▶ Instructions for the task
Reply with the data below, repeated exactly in full.

[[ Supplied data, beginning ]]

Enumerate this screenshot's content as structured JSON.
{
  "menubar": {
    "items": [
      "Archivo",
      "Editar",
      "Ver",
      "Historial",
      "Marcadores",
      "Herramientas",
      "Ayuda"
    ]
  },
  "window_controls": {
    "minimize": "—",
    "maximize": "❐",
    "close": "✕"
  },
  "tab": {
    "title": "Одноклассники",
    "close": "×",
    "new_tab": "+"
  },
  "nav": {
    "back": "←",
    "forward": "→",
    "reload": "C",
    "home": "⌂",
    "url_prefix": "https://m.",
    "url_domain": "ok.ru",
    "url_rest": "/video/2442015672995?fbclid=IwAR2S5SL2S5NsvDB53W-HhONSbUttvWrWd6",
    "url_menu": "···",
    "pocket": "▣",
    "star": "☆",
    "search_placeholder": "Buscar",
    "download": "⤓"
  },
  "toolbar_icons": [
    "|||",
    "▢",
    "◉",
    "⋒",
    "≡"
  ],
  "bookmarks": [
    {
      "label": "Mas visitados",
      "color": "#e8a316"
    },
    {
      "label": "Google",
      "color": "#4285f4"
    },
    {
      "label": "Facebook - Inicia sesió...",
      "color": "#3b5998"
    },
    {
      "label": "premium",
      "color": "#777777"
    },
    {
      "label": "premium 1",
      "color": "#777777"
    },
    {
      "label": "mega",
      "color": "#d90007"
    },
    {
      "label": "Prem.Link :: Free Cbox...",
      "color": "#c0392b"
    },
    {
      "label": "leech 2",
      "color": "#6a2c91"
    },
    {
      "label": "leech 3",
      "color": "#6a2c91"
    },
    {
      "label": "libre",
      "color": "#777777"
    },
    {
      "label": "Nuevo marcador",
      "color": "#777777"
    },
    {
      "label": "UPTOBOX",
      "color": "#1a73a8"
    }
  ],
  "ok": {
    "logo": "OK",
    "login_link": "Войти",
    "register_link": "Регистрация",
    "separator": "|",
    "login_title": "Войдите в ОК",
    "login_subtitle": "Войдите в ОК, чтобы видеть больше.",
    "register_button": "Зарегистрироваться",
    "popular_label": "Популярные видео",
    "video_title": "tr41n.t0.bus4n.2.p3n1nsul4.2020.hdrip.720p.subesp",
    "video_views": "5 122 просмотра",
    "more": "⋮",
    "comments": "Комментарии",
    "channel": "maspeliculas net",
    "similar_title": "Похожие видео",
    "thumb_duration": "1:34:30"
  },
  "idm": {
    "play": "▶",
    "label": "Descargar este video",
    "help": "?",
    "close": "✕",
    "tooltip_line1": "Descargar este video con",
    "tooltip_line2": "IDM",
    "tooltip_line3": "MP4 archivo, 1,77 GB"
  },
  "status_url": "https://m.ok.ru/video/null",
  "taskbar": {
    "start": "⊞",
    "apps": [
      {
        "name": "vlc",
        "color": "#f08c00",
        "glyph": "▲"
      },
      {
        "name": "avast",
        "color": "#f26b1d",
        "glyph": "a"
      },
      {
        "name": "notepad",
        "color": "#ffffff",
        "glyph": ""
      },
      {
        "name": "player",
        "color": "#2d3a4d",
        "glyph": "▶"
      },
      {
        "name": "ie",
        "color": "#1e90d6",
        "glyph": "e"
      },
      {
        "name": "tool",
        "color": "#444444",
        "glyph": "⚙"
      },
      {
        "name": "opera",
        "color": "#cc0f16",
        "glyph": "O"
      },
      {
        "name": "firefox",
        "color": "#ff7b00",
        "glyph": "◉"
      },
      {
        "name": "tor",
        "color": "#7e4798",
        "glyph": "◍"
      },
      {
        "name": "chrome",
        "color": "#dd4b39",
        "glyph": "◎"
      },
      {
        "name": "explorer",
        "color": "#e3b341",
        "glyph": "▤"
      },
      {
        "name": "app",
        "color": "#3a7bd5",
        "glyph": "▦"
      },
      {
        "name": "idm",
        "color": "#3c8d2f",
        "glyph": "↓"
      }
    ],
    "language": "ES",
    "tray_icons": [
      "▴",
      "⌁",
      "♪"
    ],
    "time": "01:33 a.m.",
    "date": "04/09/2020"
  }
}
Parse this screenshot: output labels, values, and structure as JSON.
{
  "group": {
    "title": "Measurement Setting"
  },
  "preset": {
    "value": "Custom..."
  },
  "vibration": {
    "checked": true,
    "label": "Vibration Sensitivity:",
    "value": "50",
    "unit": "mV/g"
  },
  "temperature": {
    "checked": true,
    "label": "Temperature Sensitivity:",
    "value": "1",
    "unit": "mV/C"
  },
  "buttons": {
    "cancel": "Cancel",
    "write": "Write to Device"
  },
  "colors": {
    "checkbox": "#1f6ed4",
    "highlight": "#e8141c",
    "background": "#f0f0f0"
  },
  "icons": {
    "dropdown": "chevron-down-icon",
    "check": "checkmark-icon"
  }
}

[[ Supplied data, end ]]

▶ Finished task
Enumerate this screenshot's content as structured JSON.
{
  "menubar": {
    "items": [
      "Archivo",
      "Editar",
      "Ver",
      "Historial",
      "Marcadores",
      "Herramientas",
      "Ayuda"
    ]
  },
  "window_controls": {
    "minimize": "—",
    "maximize": "❐",
    "close": "✕"
  },
  "tab": {
    "title": "Одноклассники",
    "close": "×",
    "new_tab": "+"
  },
  "nav": {
    "back": "←",
    "forward": "→",
    "reload": "C",
    "home": "⌂",
    "url_prefix": "https://m.",
    "url_domain": "ok.ru",
    "url_rest": "/video/2442015672995?fbclid=IwAR2S5SL2S5NsvDB53W-HhONSbUttvWrWd6",
    "url_menu": "···",
    "pocket": "▣",
    "star": "☆",
    "search_placeholder": "Buscar",
    "download": "⤓"
  },
  "toolbar_icons": [
    "|||",
    "▢",
    "◉",
    "⋒",
    "≡"
  ],
  "bookmarks": [
    {
      "label": "Mas visitados",
      "color": "#e8a316"
    },
    {
      "label": "Google",
      "color": "#4285f4"
    },
    {
      "label": "Facebook - Inicia sesió...",
      "color": "#3b5998"
    },
    {
      "label": "premium",
      "color": "#777777"
    },
    {
      "label": "premium 1",
      "color": "#777777"
    },
    {
      "label": "mega",
      "color": "#d90007"
    },
    {
      "label": "Prem.Link :: Free Cbox...",
      "color": "#c0392b"
    },
    {
      "label": "leech 2",
      "color": "#6a2c91"
    },
    {
      "label": "leech 3",
      "color": "#6a2c91"
    },
    {
      "label": "libre",
      "color": "#777777"
    },
    {
      "label": "Nuevo marcador",
      "color": "#777777"
    },
    {
      "label": "UPTOBOX",
      "color": "#1a73a8"
    }
  ],
  "ok": {
    "logo": "OK",
    "login_link": "Войти",
    "register_link": "Регистрация",
    "separator": "|",
    "login_title": "Войдите в ОК",
    "login_subtitle": "Войдите в ОК, чтобы видеть больше.",
    "register_button": "Зарегистрироваться",
    "popular_label": "Популярные видео",
    "video_title": "tr41n.t0.bus4n.2.p3n1nsul4.2020.hdrip.720p.subesp",
    "video_views": "5 122 просмотра",
    "more": "⋮",
    "comments": "Комментарии",
    "channel": "maspeliculas net",
    "similar_title": "Похожие видео",
    "thumb_duration": "1:34:30"
  },
  "idm": {
    "play": "▶",
    "label": "Descargar este video",
    "help": "?",
    "close": "✕",
    "tooltip_line1": "Descargar este video con",
    "tooltip_line2": "IDM",
    "tooltip_line3": "MP4 archivo, 1,77 GB"
  },
  "status_url": "https://m.ok.ru/video/null",
  "taskbar": {
    "start": "⊞",
    "apps": [
      {
        "name": "vlc",
        "color": "#f08c00",
        "glyph": "▲"
      },
      {
        "name": "avast",
        "color": "#f26b1d",
        "glyph": "a"
      },
      {
        "name": "notepad",
        "color": "#ffffff",
        "glyph": ""
      },
      {
        "name": "player",
        "color": "#2d3a4d",
        "glyph": "▶"
      },
      {
        "name": "ie",
        "color": "#1e90d6",
        "glyph": "e"
      },
      {
        "name": "tool",
        "color": "#444444",
        "glyph": "⚙"
      },
      {
        "name": "opera",
        "color": "#cc0f16",
        "glyph": "O"
      },
      {
        "name": "firefox",
        "color": "#ff7b00",
        "glyph": "◉"
      },
      {
        "name": "tor",
        "color": "#7e4798",
        "glyph": "◍"
      },
      {
        "name": "chrome",
        "color": "#dd4b39",
        "glyph": "◎"
      },
      {
        "name": "explorer",
        "color": "#e3b341",
        "glyph": "▤"
      },
      {
        "name": "app",
        "color": "#3a7bd5",
        "glyph": "▦"
      },
      {
        "name": "idm",
        "color": "#3c8d2f",
        "glyph": "↓"
      }
    ],
    "language": "ES",
    "tray_icons": [
      "▴",
      "⌁",
      "♪"
    ],
    "time": "01:33 a.m.",
    "date": "04/09/2020"
  }
}
Parse this screenshot: output labels, values, and structure as JSON.
{
  "group": {
    "title": "Measurement Setting"
  },
  "preset": {
    "value": "Custom..."
  },
  "vibration": {
    "checked": true,
    "label": "Vibration Sensitivity:",
    "value": "50",
    "unit": "mV/g"
  },
  "temperature": {
    "checked": true,
    "label": "Temperature Sensitivity:",
    "value": "1",
    "unit": "mV/C"
  },
  "buttons": {
    "cancel": "Cancel",
    "write": "Write to Device"
  },
  "colors": {
    "checkbox": "#1f6ed4",
    "highlight": "#e8141c",
    "background": "#f0f0f0"
  },
  "icons": {
    "dropdown": "chevron-down-icon",
    "check": "checkmark-icon"
  }
}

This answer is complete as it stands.